St Augustine’s observation is still valid: Verbo crescente, verba deficiunt “when the word of God increases, the words of men fail” (cf. Sermo 288, 5: pl 38, 1307;Sermo 120, 2: pl 38, 677). The Gospels often present Jesus, especially at times of crucial decisions, withdrawing to lonely places, away from the crowds and even from the disciples in order to pray in silence and to live his filial relationship with God. Silence can carve out an inner space in our very depths to enable God to dwell there, so that his word will remain within us and love for him take root in our minds and hearts and inspire our life. Hence the first direction: relearning silence, openness to listening, which opens us to the other, to the word of God.
However, there is also a second important connection between silence and prayer. Indeed it is not only our silence that disposes us to listen to the word of God; in our prayers we often find we are confronted by God’s silence, we feel, as it were, let down, it seems to us that God neither listens nor responds. Yet God’s silence, as happened to Jesus, does not indicate his absence. Christians know well that the Lord is present and listens, even in the darkness of pain, rejection and loneliness.
Jesus reassures his disciples and each one of us that God is well acquainted with our needs at every moment of our life. He teaches the disciples: “In praying do not heap up empty phrases as the Gentiles do; for they think that they will be heard for their many words. Do not be like them, for your Father knows what you need before you ask him” (Mt 6:7-8): an attentive, silent and open heart is more important than many words. God knows us in our inmost depths, better than we ourselves, and loves us; and knowing this must suffice.
In the Bible Job’s experience is particularly significant in this regard. In a short time this man lost everything: relatives, possessions, friends and health. It truly seems that God’s attitude to him was one of abandonment, of total silence. Yet in his relationship with God, Job speaks to God, cries out to God; in his prayers, in spite of all, he keeps his faith intact, and in the end, discovers the value of his experience and of God’s silence. And thus he can finally conclude, addressing the Creator: “I had heard of you by the hearing of the ear, but now my eye sees you” (Job 42:5): almost all of us know God only through hearsay and the more open we are to his silence and to our own silence, the more we truly begin to know him.
This total trust that opens us to the profound encounter with God developed in silence. St Francis Xavier prayed to the Lord saying: I do not love you because you can give me paradise or condemn me to hell, but because you are my God. I love you because You are You.

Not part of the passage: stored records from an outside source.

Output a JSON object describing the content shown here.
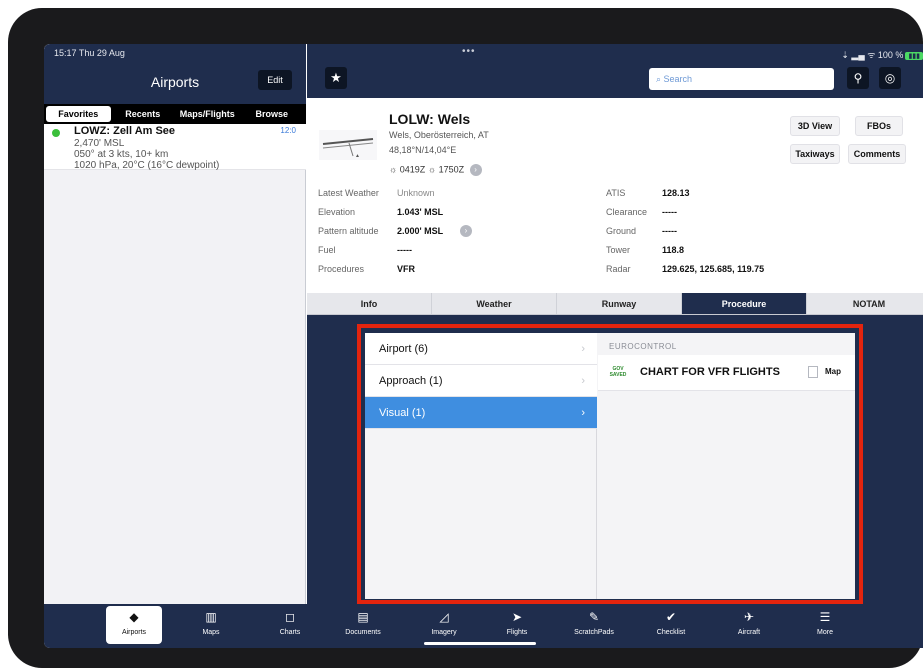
{
  "status": {
    "time": "15:17  Thu 29 Aug",
    "dots": "•••",
    "right": "⇣ ▂▄ ᯤ 100 %",
    "battery": "▮▮▮"
  },
  "sidebar": {
    "title": "Airports",
    "edit": "Edit",
    "segments": [
      "Favorites",
      "Recents",
      "Maps/Flights",
      "Browse"
    ],
    "favorite": {
      "name": "LOWZ: Zell Am See",
      "time": "12:0",
      "elevation": "2,470' MSL",
      "wind": "050° at 3 kts, 10+ km",
      "pressure": "1020 hPa, 20°C (16°C dewpoint)"
    }
  },
  "search": {
    "placeholder": "Search"
  },
  "airport": {
    "title": "LOLW: Wels",
    "location": "Wels, Oberösterreich, AT",
    "coords": "48,18°N/14,04°E",
    "sunrise": "0419Z",
    "sunset": "1750Z",
    "buttons": {
      "view3d": "3D View",
      "fbos": "FBOs",
      "taxiways": "Taxiways",
      "comments": "Comments"
    },
    "left": [
      {
        "label": "Latest Weather",
        "value": "Unknown"
      },
      {
        "label": "Elevation",
        "value": "1.043' MSL"
      },
      {
        "label": "Pattern altitude",
        "value": "2.000' MSL"
      },
      {
        "label": "Fuel",
        "value": "-----"
      },
      {
        "label": "Procedures",
        "value": "VFR"
      }
    ],
    "right": [
      {
        "label": "ATIS",
        "value": "128.13"
      },
      {
        "label": "Clearance",
        "value": "-----"
      },
      {
        "label": "Ground",
        "value": "-----"
      },
      {
        "label": "Tower",
        "value": "118.8"
      },
      {
        "label": "Radar",
        "value": "129.625, 125.685, 119.75"
      }
    ]
  },
  "tabs": [
    "Info",
    "Weather",
    "Runway",
    "Procedure",
    "NOTAM"
  ],
  "procedures": {
    "items": [
      {
        "label": "Airport (6)"
      },
      {
        "label": "Approach (1)"
      },
      {
        "label": "Visual (1)"
      }
    ],
    "section": "EUROCONTROL",
    "gov_badge": "GOV SAVED",
    "chart": "CHART FOR VFR FLIGHTS",
    "map": "Map"
  },
  "tabbar": [
    {
      "label": "Airports",
      "icon": "compass-icon"
    },
    {
      "label": "Maps",
      "icon": "book-map-icon"
    },
    {
      "label": "Charts",
      "icon": "chart-frame-icon"
    },
    {
      "label": "Documents",
      "icon": "documents-icon"
    },
    {
      "label": "Imagery",
      "icon": "imagery-icon"
    },
    {
      "label": "Flights",
      "icon": "flights-icon"
    },
    {
      "label": "ScratchPads",
      "icon": "pencil-icon"
    },
    {
      "label": "Checklist",
      "icon": "checkmark-icon"
    },
    {
      "label": "Aircraft",
      "icon": "airplane-icon"
    },
    {
      "label": "More",
      "icon": "menu-icon"
    }
  ],
  "colors": {
    "navy": "#1f2d4d",
    "selected_blue": "#3f8ee0",
    "highlight_red": "#e3240e",
    "search_text": "#6f9ad6",
    "status_green": "#3bbf3b"
  }
}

As we reach the end of the reflections on Jesus’ prayer, certain teachings of the Catechism of the Catholic Church spring to mind: “The drama of prayer is fully revealed to us in the Word who became flesh and dwells among us. To seek to understand his prayer through what his witnesses proclaim to us in the Gospel is to approach the holy Lord Jesus as Moses approached the burning bush: first to contemplate him in prayer, then to hear how he teaches us to pray, in order to know how he hears our prayer” (n. 2598).